(Interface dataset entries)
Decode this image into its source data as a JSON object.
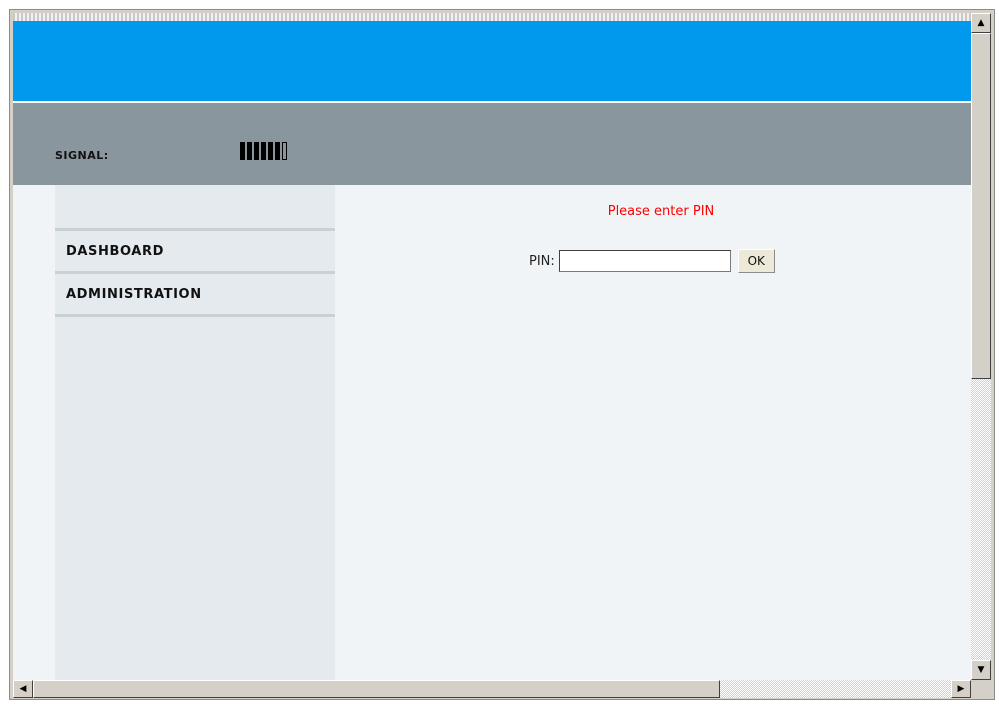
{
  "header": {
    "banner_color": "#0099ee",
    "status_bar_color": "#8a969e"
  },
  "signal": {
    "label": "SIGNAL:",
    "level": 6,
    "max": 7
  },
  "sidebar": {
    "items": [
      {
        "label": "DASHBOARD"
      },
      {
        "label": "ADMINISTRATION"
      }
    ]
  },
  "main": {
    "message": "Please enter PIN",
    "message_color": "#ff0000",
    "pin_label": "PIN:",
    "pin_value": "",
    "ok_label": "OK"
  },
  "scrollbars": {
    "up_icon": "arrow-up-icon",
    "down_icon": "arrow-down-icon",
    "left_icon": "arrow-left-icon",
    "right_icon": "arrow-right-icon"
  }
}
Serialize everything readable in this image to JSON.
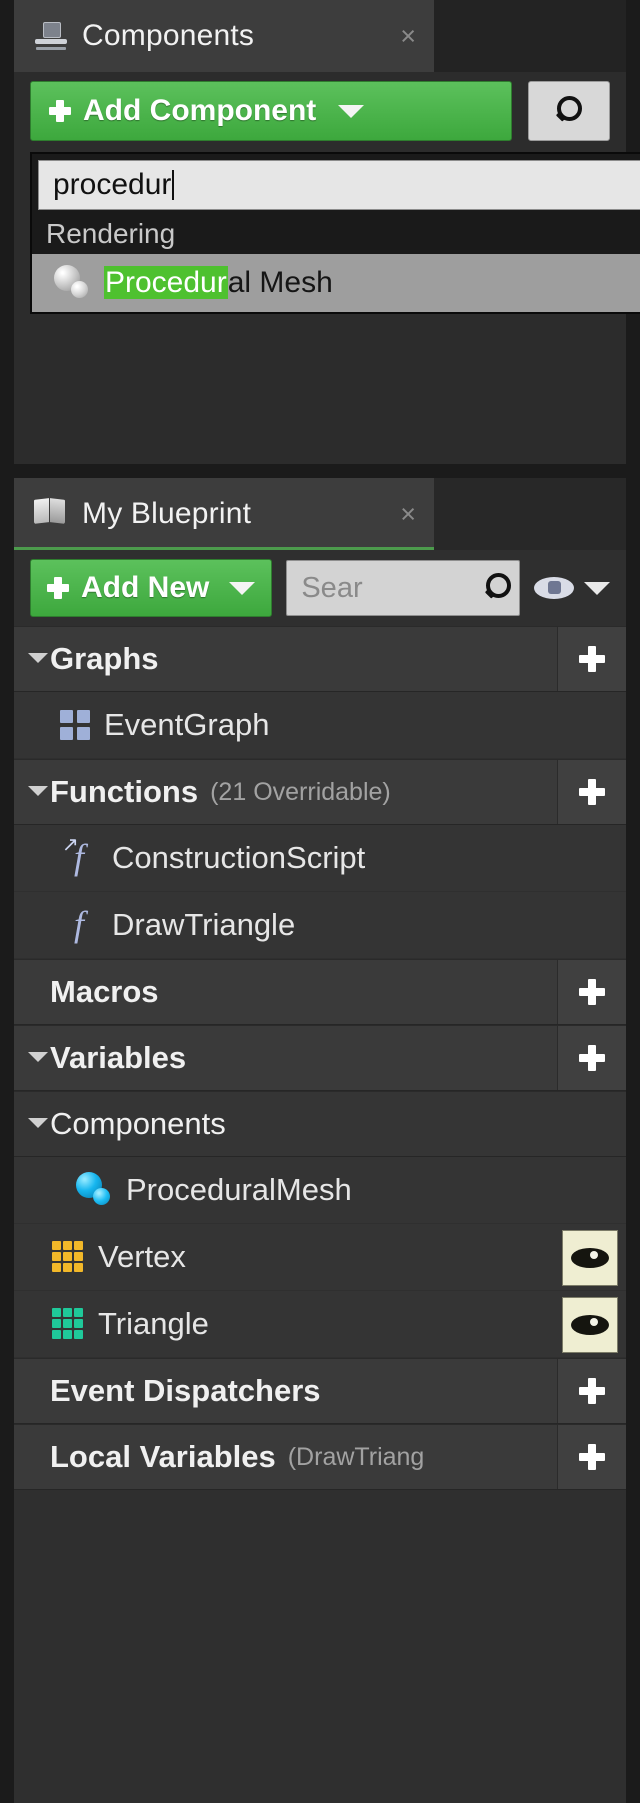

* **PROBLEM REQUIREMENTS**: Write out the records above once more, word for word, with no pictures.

* **SOLUTION TO THIS PROBLEM**:
Decode this image into its source data as a JSON object.
{
  "header": {
    "banner_color": "#0099ee",
    "status_bar_color": "#8a969e"
  },
  "signal": {
    "label": "SIGNAL:",
    "level": 6,
    "max": 7
  },
  "sidebar": {
    "items": [
      {
        "label": "DASHBOARD"
      },
      {
        "label": "ADMINISTRATION"
      }
    ]
  },
  "main": {
    "message": "Please enter PIN",
    "message_color": "#ff0000",
    "pin_label": "PIN:",
    "pin_value": "",
    "ok_label": "OK"
  },
  "scrollbars": {
    "up_icon": "arrow-up-icon",
    "down_icon": "arrow-down-icon",
    "left_icon": "arrow-left-icon",
    "right_icon": "arrow-right-icon"
  }
}
Serialize everything readable in this image to JSON.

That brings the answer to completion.